Weinberg junior and NU Listens founder and director Miriam Mogilevsky says mental health is a “nonissue” at Northwestern. She says students have a hard time opening up about what’s ailing them — some may be concerned about the stigma attached to mental illness, she guesses — and she wanted to help get students talking.
After some research, she found at least 16 of the U.S. News and World Reporttop 20 schools in the country provided a kind of peer listening support service to their students, and Northwestern wasn’t one of them. Last spring, Mogilevsky started planning NU Listens, envisioning a place where any student can turn for unconditional support. “[Northwestern] is one of those places where it’s super tough in many ways and a lot of people, especially as freshmen, feel lost,” she says. “This is going to be the one place where you always know that people care and are ready to listen to you.”
The group’s name is an acronym: “Listens” stands for Lending Immediate Support To Every Northwestern Student. The goal of the group isn’t to provide therapy or “fix” anyone, Mogilevsky says, but to provide a safe space where Northwestern students can openly discuss their problems with a peer who’s ready to listen. Listeners will be trained to recognize if a student needs professional help and will be able to recommend therapists and psychiatrists in the area.
“Many people are very, very hesitant about going and talking to an adult or a professional,” Mogilevsky says. “Not only are we there for people who don’t really need medical attention, but we’re also there as a stepping stone for those who do.”
Modeled after peer listening programs at Harvard and other top universities, NU Listens will train about 30 peer listeners in basic psychology, empathetic listening, diversity sensitivity and other skills. Listeners will also sign a confidentiality oath. Two peer listeners will be available every night to listen to students who come in to talk. Listeners’ bios and shifts will be posted online ahead of time so students can arrange to speak with a particular listener or keep in touch with someone to whom they felt a strong connection. “If someone is a person of color or they’re a member of the LGBT community and they want to talk to someone who also belongs to those communities, we want that to be an option,” Mogilevsky says.
Barrett Leider, a transfer student from Colorado College, says he had a hard time connecting with the student body at his previous school. He says NU Listens would be a meaningful way for him to get involved on campus. “It seems almost like a no-brainer for a college to have this sort of service to offer the students,” the Communication sophomore says. “It’s valuable to have someone trustworthy to talk to.”
Freshmen especially may find peace of mind through an organization like NU Listens, according to Weinberg freshman Meredith Goodman. She knew she wanted to be involved in peer counseling before she came to college, and she learned about NU Listens through a Google search before she got to Northwestern. Students at Northwestern have been there for her as she adjusts to college life, she says, and now she wants to give back as a peer listener. “I have had countless students help me with all the problems that arose during band camp and orientation,” Goodman writes in an email. “NU Listens is just another way in which Northwestern students support each other.”

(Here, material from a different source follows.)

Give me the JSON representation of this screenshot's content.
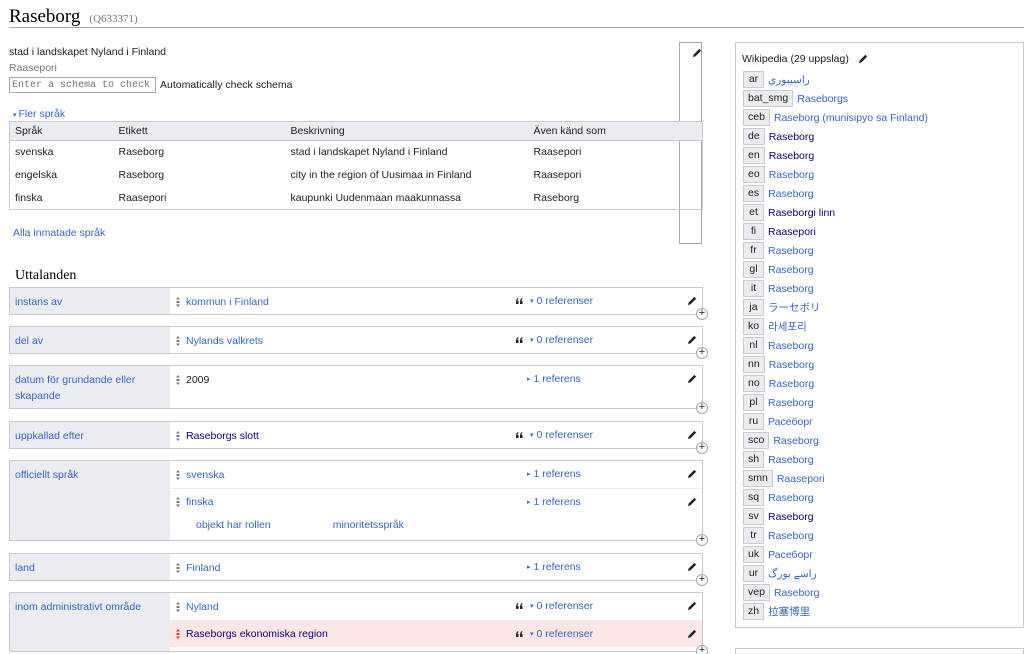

Mogilevsky said she knows students may not come pouring in right away; opening up to anyone is intimidating, and it will take some time for students to get used to NU Listens. But more than half of Northwestern students use CAPS, according to figures they provided. She says she anticipates a similar response to NU Listens, even if it takes a little while.
“We’ll probably have some nights where we’re sitting there doing homework and playing Bananagrams because no one comes in, but I think that’s going to change,” she says.
When NU Listens finally takes off, Mogilevsky hopes it will thrive long after the founding members’ graduations. To open up the conversation about mental health at Northwestern, all students have to do is start talking — and listening.